Two guide dogs broke the canine UK land speed record on the 8th October, when they travelled at 186 mph on Eurostar for the first time, between London and Paris. Previously, blind and vision-impaired people were unable to take their guide dogs on board the service through the Channel Tunnel, as the carriage of all animals was banned.
Helping to promote Guide Dogs' Access for All Campaign, two guide dog owners - Dr Mike Nussbaum with guide dog Gretl (from Milton Keynes), and Colin Davies with Robert (from Hove) - pictured above at the Gare du Nord, Paris - joined other passengers on board the Eurostar service to the Continent.
They were raising awareness of the Disability Discrimination Act, which gives vision-impaired people with their guide dogs the same rights of entry to and good service in retail premises as everyone else.
Over the past few months Eurostar staff have been training with The Guide Dogs for the Blind Association, and working closely with DEFRA, to put in place the procedures and facilities required to enable this new customer initiative to operate efficiently and effectively. Guide dogs travel on Eurostar free of charge.
Guide Dogs Head of Communications, Robin Hutchinson explained: "We are delighted that Eurostar is committed to the guide dog partnership. Eurostar has gone the extra mile to ensure that guide dog owners are now welcome on board its services and can enjoy the same freedom and independence that travel offers everybody else.
"Guide dogs are well behaved and discreet. The grooming regime puts considerable emphasis on hygiene, and, as far as other people are concerned, they should hardly notice their presence."
Eurostar's Director of Communications, Paul Charles commented:
"This is an important initiative for Eurostar and after the introduction of guide dogs we will in the future review the possibility of carrying other assistance dogs. However, it is key to stress that Eurostar continues its policy of not transporting other animals or pets."
Waterloo International will be the only UK reception point for the admittance of guide dogs.

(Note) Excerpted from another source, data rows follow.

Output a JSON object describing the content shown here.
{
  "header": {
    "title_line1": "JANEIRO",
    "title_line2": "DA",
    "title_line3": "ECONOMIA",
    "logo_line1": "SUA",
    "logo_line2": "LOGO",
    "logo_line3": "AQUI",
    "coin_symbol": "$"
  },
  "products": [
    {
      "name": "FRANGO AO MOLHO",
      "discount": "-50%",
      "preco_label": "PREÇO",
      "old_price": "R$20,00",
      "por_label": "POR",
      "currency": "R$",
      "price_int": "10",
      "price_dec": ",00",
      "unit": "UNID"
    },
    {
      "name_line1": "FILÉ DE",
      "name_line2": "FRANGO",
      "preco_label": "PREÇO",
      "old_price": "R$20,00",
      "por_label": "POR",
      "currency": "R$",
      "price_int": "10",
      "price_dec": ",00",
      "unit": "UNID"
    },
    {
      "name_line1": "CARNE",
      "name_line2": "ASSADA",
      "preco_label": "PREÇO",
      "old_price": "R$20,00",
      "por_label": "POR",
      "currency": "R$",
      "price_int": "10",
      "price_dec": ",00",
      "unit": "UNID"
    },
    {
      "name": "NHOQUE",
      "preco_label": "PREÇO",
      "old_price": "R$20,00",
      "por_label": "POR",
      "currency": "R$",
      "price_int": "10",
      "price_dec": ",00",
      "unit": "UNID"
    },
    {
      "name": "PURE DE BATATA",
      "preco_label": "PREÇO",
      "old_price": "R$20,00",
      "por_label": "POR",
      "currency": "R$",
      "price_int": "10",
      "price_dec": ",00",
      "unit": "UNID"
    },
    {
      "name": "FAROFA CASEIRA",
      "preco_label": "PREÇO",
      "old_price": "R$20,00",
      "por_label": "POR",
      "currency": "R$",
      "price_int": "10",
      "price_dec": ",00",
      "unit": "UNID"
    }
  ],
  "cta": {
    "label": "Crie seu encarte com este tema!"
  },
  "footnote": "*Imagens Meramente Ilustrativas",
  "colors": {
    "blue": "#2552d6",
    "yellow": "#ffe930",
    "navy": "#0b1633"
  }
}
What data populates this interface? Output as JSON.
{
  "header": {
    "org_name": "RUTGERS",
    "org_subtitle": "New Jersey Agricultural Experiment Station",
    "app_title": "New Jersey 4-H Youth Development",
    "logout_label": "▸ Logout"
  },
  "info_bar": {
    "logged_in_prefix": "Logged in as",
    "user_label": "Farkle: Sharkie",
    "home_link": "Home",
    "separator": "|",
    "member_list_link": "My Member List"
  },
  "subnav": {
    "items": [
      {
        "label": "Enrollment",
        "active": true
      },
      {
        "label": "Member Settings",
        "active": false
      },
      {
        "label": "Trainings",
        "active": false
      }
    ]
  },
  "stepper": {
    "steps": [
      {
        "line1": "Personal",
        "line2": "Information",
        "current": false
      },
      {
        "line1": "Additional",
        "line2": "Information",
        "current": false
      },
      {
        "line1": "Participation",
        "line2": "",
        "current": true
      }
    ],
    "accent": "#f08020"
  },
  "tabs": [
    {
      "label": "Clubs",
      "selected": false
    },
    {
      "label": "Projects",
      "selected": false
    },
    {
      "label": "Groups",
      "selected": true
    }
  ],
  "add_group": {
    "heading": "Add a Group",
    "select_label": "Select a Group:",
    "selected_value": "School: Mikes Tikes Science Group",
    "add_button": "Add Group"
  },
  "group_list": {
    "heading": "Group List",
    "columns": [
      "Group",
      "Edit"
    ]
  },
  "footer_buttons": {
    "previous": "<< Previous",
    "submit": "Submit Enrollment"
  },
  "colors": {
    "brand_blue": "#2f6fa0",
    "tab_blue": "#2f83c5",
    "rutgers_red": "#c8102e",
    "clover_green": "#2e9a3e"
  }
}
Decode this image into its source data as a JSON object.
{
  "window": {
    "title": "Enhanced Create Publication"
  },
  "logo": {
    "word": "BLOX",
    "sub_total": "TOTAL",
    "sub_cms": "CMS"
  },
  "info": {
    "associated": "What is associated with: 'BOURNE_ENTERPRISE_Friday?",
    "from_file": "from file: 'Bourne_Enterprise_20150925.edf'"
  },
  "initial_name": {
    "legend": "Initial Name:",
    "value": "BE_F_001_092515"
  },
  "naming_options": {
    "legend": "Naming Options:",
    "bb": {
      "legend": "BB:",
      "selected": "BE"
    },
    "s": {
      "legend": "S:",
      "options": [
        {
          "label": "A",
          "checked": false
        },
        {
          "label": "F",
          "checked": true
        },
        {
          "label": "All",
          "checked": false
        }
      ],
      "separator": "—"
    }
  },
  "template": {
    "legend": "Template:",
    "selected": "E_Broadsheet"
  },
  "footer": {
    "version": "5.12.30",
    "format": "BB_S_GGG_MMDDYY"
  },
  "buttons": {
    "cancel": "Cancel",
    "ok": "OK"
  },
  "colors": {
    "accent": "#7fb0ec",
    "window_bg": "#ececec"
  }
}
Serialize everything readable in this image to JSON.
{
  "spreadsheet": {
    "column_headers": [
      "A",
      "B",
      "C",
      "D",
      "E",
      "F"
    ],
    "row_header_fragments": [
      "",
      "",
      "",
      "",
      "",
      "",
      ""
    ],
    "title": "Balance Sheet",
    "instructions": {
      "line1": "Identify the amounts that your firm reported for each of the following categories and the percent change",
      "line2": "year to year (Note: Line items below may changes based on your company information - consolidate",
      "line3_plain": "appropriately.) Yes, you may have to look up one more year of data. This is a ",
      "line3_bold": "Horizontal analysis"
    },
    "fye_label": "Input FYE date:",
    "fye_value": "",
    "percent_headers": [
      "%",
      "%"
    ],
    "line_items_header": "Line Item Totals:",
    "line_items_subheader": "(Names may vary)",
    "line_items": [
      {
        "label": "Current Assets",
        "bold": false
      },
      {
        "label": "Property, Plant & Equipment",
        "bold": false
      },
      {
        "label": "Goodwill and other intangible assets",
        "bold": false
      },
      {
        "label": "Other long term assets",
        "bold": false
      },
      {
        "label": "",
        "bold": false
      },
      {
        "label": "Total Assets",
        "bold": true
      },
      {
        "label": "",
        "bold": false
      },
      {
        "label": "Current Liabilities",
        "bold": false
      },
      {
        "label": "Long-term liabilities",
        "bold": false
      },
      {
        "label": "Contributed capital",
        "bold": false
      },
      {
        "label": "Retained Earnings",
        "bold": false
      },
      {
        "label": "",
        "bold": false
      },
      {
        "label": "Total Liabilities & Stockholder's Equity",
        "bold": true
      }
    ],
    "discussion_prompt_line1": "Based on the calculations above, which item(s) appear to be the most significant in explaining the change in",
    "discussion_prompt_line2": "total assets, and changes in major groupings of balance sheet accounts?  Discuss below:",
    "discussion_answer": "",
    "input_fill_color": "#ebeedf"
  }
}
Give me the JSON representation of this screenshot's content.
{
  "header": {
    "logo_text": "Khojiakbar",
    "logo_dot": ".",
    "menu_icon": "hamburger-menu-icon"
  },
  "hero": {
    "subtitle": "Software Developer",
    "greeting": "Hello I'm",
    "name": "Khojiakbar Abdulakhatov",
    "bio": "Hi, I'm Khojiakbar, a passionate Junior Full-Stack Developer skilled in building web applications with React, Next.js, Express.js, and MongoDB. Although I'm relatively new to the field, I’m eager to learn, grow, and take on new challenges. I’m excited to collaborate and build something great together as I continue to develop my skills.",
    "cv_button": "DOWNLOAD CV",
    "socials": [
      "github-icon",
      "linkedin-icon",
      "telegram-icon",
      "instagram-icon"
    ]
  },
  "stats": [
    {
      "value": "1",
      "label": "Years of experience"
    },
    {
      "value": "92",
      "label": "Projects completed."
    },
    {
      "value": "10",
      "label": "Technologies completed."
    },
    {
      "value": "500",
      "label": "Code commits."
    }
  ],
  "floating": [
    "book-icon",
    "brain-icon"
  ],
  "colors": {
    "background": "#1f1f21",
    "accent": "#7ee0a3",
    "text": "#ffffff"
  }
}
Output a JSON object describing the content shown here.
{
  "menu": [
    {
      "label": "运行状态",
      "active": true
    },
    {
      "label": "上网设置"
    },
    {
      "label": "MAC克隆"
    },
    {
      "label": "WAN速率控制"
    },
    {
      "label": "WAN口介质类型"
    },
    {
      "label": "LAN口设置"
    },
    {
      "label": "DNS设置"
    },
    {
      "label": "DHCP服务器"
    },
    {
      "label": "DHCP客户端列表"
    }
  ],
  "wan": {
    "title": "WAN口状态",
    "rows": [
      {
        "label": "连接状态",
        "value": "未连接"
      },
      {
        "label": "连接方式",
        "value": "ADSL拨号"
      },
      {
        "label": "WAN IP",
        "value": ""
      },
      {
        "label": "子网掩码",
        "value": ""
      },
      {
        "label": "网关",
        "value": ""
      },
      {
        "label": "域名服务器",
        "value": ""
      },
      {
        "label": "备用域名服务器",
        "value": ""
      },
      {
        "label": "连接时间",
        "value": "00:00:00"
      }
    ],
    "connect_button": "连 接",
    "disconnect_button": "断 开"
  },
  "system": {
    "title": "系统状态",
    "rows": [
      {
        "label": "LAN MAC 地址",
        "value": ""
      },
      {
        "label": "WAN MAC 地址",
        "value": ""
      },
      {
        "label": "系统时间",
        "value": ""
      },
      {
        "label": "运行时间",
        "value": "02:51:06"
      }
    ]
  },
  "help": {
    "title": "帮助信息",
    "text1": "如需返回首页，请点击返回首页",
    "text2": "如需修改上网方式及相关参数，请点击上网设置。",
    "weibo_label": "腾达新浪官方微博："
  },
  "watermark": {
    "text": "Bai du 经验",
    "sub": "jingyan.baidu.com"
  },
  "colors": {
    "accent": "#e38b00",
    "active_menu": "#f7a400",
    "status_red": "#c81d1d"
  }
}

Guide dog facilities are not available at Ashford International Terminal. The number of guide dogs on each service train will be limited because of the safety requirement to have an allocated member of staff per blind/partially sighted person and guide dog in the unlikely event of an evacuation in the Channel Tunnel.